■ Task
For the entries below, work out how many lines include the string "into", then write only that number.

■ Supplied data
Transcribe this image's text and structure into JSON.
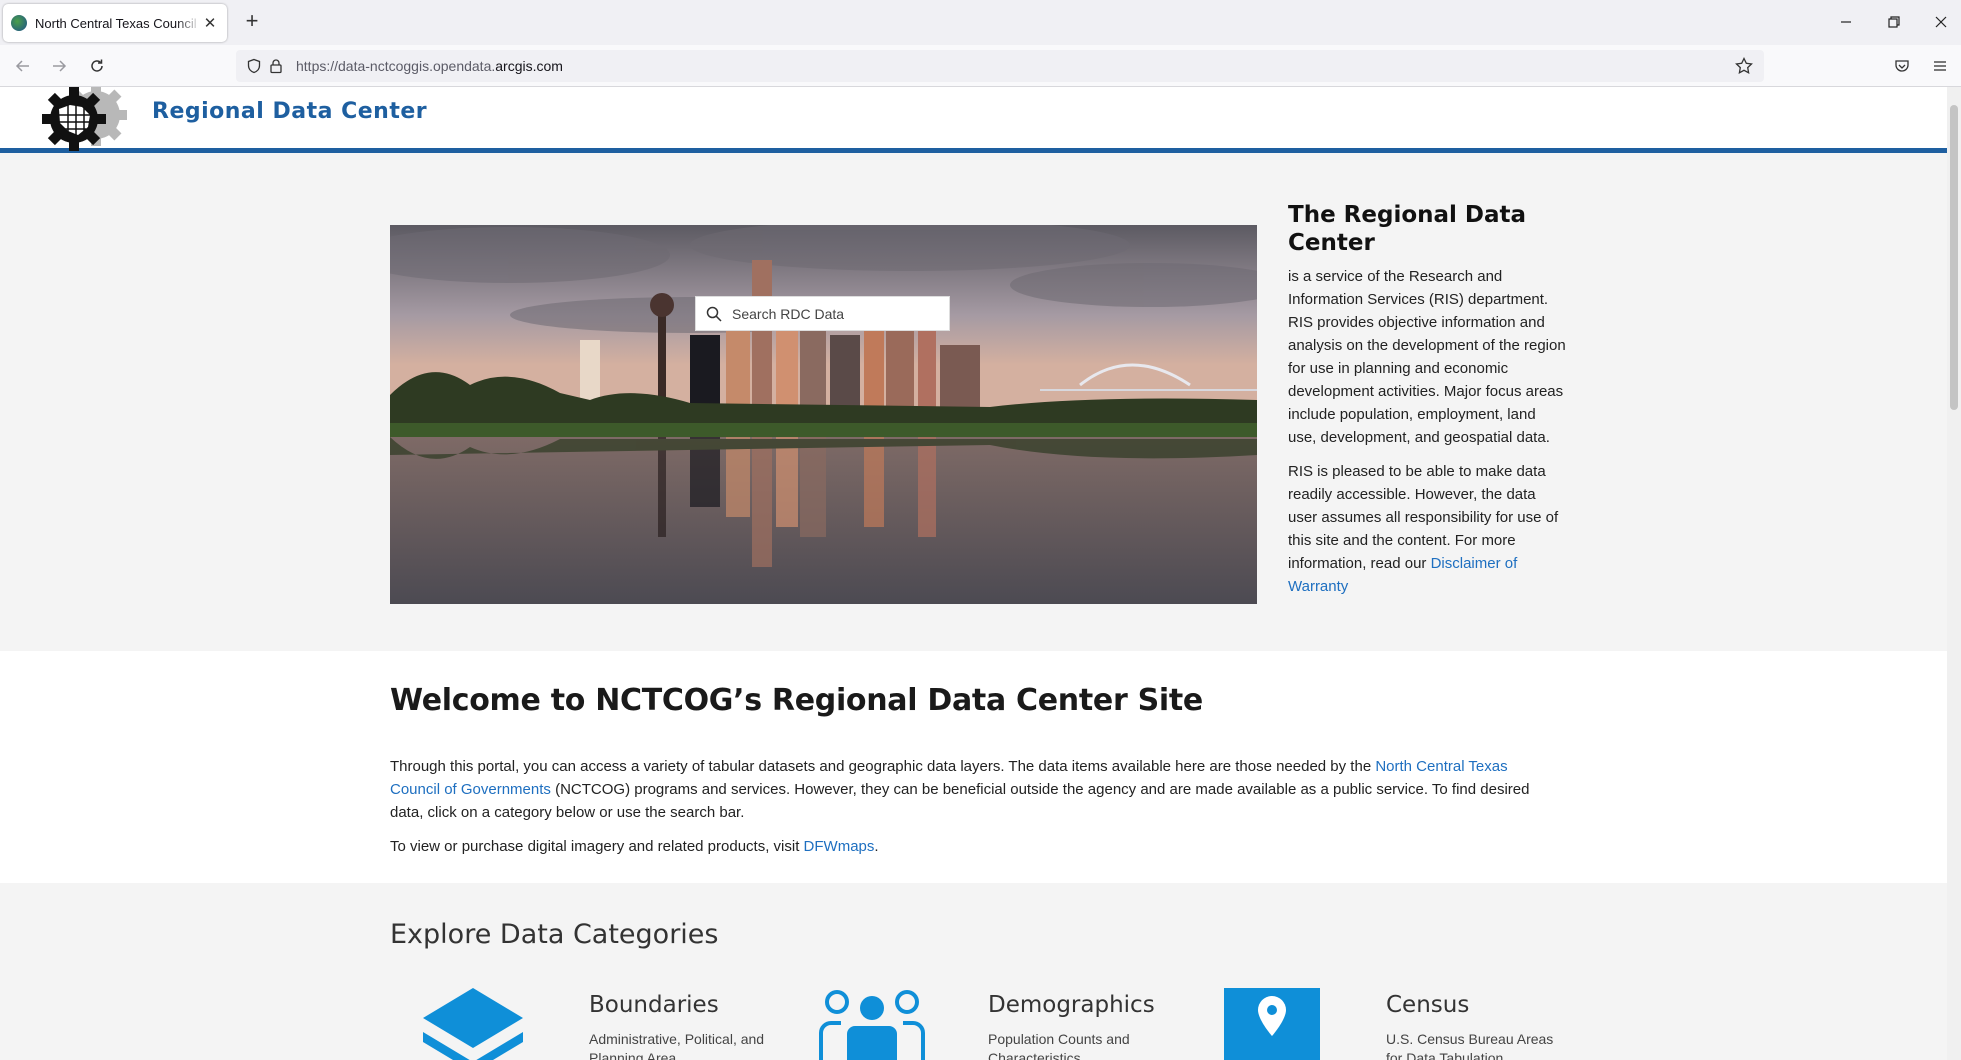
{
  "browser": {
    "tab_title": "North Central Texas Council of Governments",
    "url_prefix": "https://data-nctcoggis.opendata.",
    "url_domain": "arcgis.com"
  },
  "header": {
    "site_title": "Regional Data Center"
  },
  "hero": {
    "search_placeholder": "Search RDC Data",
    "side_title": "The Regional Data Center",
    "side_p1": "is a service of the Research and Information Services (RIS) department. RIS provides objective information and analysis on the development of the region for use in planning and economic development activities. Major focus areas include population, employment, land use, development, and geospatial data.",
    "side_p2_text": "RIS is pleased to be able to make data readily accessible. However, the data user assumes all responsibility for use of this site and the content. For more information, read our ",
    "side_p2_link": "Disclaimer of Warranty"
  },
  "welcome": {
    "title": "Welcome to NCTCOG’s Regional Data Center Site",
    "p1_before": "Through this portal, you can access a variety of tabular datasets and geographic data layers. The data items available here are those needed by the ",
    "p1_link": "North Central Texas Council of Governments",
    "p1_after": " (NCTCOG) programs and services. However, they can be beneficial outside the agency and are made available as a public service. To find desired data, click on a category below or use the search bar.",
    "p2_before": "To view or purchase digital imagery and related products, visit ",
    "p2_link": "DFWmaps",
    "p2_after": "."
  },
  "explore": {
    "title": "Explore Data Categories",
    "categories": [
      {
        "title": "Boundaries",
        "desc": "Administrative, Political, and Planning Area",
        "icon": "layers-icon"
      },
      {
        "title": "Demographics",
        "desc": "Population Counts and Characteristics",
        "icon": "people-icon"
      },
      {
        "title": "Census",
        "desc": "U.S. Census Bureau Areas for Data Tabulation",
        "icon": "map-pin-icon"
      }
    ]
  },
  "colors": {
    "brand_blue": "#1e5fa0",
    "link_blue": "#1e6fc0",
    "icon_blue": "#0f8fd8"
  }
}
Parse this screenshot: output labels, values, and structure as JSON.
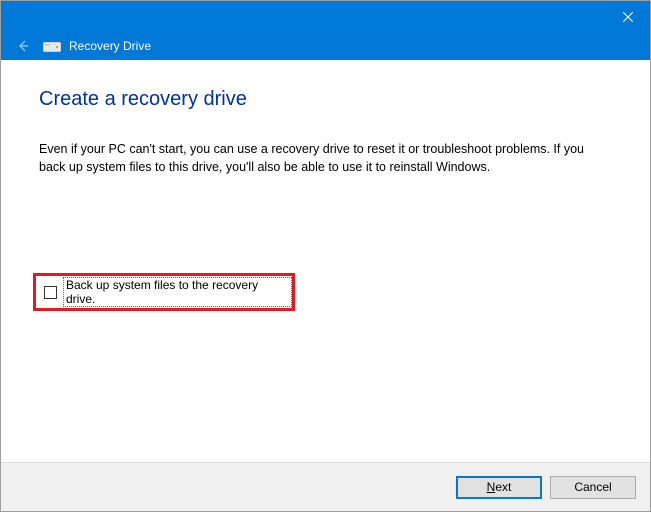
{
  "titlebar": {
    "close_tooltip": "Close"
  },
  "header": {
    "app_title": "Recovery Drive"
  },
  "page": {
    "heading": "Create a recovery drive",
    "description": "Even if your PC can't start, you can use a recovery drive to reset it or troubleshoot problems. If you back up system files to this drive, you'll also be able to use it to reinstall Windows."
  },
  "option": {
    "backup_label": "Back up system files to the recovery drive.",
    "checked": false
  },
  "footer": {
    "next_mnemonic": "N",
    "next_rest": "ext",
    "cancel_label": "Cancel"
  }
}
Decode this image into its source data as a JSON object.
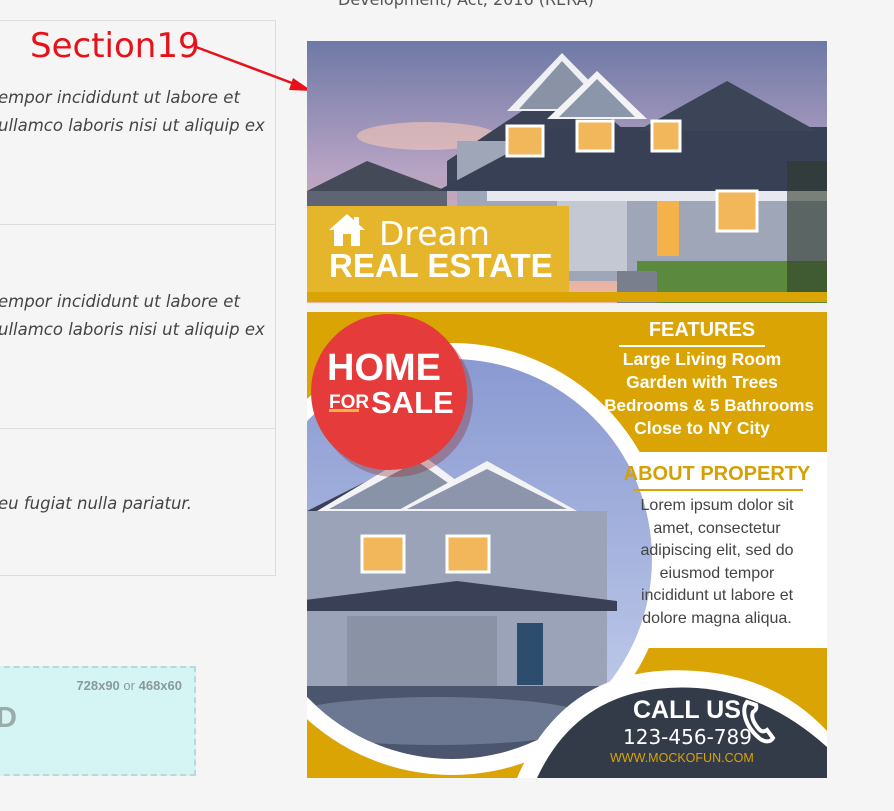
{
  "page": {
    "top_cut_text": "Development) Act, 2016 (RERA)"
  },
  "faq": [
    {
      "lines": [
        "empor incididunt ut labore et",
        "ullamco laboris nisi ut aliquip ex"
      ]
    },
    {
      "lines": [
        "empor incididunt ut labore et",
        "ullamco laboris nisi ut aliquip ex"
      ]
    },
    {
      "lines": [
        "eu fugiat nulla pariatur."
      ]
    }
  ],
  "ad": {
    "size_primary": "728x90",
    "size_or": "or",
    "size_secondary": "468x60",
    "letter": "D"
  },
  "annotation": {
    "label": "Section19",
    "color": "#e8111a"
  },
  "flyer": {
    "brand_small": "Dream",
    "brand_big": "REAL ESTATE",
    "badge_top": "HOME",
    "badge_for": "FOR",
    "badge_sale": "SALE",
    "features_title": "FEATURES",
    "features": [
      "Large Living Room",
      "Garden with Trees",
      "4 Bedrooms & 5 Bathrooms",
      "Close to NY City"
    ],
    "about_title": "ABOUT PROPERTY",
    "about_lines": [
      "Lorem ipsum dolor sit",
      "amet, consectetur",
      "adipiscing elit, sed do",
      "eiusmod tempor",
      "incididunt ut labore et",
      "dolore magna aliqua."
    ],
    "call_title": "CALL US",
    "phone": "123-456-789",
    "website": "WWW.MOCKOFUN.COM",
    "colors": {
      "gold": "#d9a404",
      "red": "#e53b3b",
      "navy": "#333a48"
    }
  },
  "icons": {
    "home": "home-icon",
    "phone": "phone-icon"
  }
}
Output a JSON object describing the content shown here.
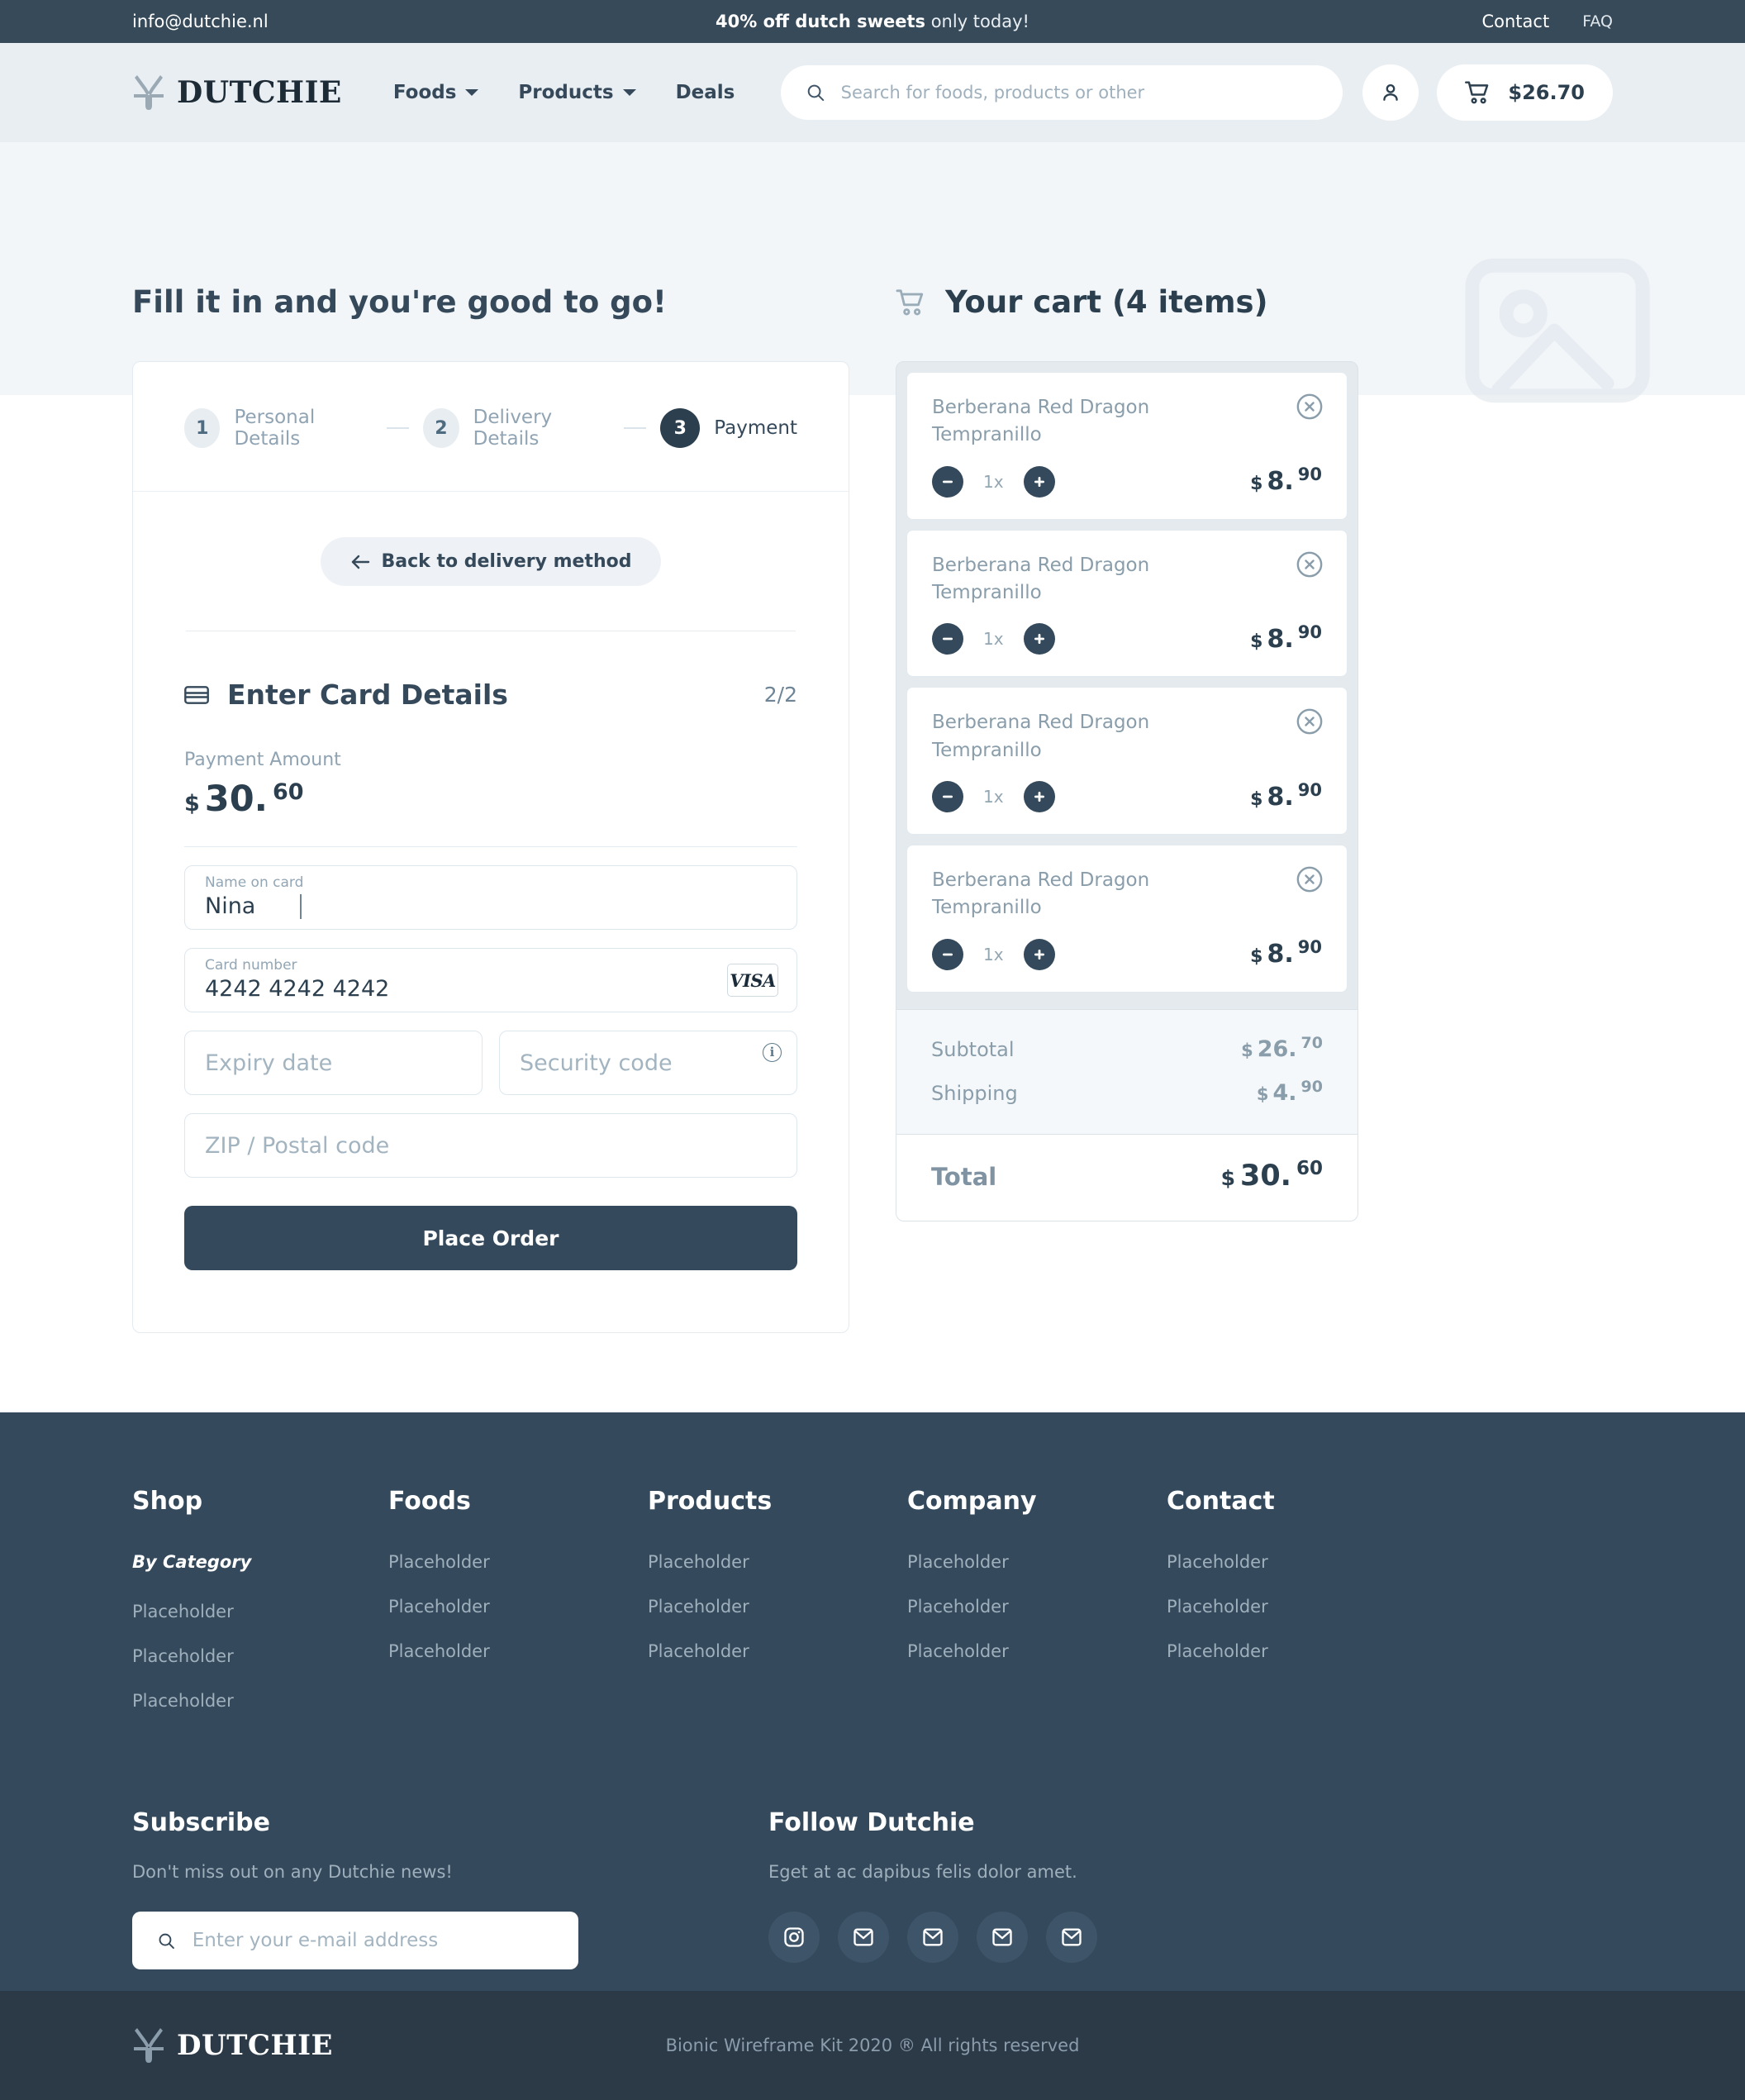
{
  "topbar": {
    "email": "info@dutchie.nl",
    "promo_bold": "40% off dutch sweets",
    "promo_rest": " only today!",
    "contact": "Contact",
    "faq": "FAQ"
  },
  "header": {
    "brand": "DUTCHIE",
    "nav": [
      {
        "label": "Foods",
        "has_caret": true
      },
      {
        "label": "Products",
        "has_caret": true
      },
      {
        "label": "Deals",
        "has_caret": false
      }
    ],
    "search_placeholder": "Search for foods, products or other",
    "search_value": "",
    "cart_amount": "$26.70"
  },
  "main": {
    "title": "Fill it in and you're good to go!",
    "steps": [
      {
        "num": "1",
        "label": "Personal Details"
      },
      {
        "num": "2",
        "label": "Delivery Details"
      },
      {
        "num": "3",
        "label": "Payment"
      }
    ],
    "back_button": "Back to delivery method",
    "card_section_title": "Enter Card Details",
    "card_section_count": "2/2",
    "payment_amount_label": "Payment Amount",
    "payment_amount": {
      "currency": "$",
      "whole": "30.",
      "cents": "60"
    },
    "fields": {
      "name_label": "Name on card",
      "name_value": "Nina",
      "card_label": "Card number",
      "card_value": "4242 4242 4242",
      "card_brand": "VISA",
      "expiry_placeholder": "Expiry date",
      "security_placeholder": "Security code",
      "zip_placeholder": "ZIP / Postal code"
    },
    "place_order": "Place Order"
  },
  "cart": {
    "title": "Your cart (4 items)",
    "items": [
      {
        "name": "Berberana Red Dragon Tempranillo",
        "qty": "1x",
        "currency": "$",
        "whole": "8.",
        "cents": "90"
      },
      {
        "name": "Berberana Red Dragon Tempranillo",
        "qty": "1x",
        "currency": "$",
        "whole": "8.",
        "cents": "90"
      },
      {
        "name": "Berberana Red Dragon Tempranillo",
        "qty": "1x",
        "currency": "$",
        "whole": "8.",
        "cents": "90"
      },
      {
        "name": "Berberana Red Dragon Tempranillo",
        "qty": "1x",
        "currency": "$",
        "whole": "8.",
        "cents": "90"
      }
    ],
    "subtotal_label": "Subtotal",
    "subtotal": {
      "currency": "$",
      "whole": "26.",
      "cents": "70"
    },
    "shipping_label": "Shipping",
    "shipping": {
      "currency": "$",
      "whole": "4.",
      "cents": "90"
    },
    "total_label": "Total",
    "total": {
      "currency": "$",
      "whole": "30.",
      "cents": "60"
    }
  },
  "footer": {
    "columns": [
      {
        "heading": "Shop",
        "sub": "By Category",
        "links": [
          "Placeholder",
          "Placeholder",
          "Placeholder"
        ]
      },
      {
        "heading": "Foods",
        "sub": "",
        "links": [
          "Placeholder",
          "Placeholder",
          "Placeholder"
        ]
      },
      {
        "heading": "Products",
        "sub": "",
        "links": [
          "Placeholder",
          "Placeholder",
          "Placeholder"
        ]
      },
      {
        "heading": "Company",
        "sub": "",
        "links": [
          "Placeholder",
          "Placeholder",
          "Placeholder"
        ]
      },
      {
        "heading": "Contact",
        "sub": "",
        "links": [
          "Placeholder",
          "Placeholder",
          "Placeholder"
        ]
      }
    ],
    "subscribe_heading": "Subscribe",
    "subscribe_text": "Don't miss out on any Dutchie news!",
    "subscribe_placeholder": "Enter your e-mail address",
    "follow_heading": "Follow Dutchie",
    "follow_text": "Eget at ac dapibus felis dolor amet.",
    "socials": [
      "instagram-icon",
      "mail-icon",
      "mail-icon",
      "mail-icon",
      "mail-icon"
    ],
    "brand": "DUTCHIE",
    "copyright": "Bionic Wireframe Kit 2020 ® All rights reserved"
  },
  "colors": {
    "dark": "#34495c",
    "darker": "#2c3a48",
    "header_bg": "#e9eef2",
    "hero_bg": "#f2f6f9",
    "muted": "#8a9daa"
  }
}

■ Solution to this problem
2